Scottish Water has been heavily involved in the regional DYW group in Glasgow, where it has worked with Glasgow Chamber of Commerce, creating partnerships with schools. “In the past, businesses would have complained that schools don’t give pupils the skills they need, but there’s much more of a realisation now that the only way schools will develop the skills that businesses need is if businesses actively work with schools and young people while they’re there,” Campbell explains.
“We have a formal partnership with St Andrew’s Roman Catholic Secondary School in Glasgow – which was set up through the regional DYW group – and we’ve been working with them for a couple of years now. We have also been working closely with four other high schools along the route of our on-going Shieldhall tunnel project, which is our flagship engineering project, representing £100m of investment within an overall £250m investment in waste water infrastructure across Greater Glasgow. We’ve done some quite specialist, detailed work with the young people that we wouldn’t have had the chance to do if we were just popping in to give a talk.

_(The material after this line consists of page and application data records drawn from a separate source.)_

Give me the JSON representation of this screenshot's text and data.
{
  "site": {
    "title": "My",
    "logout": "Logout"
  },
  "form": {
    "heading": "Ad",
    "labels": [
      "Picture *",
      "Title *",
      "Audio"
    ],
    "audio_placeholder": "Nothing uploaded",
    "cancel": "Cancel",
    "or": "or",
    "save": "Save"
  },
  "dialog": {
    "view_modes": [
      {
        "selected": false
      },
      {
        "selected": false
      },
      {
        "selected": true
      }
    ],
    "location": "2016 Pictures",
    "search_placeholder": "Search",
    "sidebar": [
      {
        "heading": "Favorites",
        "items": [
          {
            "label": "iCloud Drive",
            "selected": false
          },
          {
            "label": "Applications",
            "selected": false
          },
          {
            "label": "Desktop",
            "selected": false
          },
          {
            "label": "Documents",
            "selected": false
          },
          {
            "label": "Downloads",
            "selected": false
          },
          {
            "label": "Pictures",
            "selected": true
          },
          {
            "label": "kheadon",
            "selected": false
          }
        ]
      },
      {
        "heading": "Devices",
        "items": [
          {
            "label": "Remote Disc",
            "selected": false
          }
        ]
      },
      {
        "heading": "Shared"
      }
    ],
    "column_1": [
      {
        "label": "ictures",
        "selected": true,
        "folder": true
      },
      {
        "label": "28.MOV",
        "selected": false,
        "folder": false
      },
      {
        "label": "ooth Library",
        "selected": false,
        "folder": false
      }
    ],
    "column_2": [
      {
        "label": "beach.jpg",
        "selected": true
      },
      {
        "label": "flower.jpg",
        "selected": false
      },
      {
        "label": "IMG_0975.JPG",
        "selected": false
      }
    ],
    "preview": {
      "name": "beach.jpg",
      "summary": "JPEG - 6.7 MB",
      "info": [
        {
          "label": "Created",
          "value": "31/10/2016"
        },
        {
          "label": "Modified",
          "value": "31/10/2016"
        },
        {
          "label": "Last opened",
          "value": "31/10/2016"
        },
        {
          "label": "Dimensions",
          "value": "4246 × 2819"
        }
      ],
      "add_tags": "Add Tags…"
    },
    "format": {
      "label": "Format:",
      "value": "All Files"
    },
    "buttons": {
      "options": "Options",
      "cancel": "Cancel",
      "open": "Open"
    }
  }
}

“Our female graduates and apprentices have been going into St Andrew’s to engage with female pupils in second year before they make their subject choices. That’s encouraged more girls to study the science, technology, engineering and mathematics (STEM) subjects.
“We’re getting good results and feedback from that. We hope that some of those pupils will go on to study science and engineering and may eventually come to work with us – but, even if they don’t, hopefully we’ve given them a good impression of our organisation and the vital role we play in Scottish society and we hope they’ll become advocates for us in the future.”